*Task details*: Across the listing below, how many lines include the string "PedalPro"? Reply with the number alone.
*** Begin section ***
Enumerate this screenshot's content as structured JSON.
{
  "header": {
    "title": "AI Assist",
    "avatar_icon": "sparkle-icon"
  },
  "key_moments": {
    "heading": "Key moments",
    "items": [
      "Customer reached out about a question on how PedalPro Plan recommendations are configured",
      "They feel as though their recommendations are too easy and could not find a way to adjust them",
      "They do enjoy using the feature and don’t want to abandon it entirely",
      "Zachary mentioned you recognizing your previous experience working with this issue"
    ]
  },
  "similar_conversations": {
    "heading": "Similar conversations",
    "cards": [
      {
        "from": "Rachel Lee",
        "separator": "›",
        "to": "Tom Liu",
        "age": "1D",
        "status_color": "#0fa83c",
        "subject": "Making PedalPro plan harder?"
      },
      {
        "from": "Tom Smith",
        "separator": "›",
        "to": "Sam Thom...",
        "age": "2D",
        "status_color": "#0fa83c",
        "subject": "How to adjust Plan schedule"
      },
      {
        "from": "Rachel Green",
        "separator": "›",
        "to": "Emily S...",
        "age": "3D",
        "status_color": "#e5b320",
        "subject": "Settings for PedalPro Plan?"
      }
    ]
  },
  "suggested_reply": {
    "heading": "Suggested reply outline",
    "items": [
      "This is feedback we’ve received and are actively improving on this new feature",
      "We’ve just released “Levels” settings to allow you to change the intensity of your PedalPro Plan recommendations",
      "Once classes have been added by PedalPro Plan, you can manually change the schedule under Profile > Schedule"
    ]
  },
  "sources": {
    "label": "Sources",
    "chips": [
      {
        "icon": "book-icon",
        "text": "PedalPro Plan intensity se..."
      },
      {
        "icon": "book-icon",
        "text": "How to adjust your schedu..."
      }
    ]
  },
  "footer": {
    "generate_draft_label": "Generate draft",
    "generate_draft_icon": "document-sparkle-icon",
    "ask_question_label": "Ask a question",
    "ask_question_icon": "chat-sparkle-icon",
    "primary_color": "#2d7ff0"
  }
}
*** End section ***
*Expected answer*: 6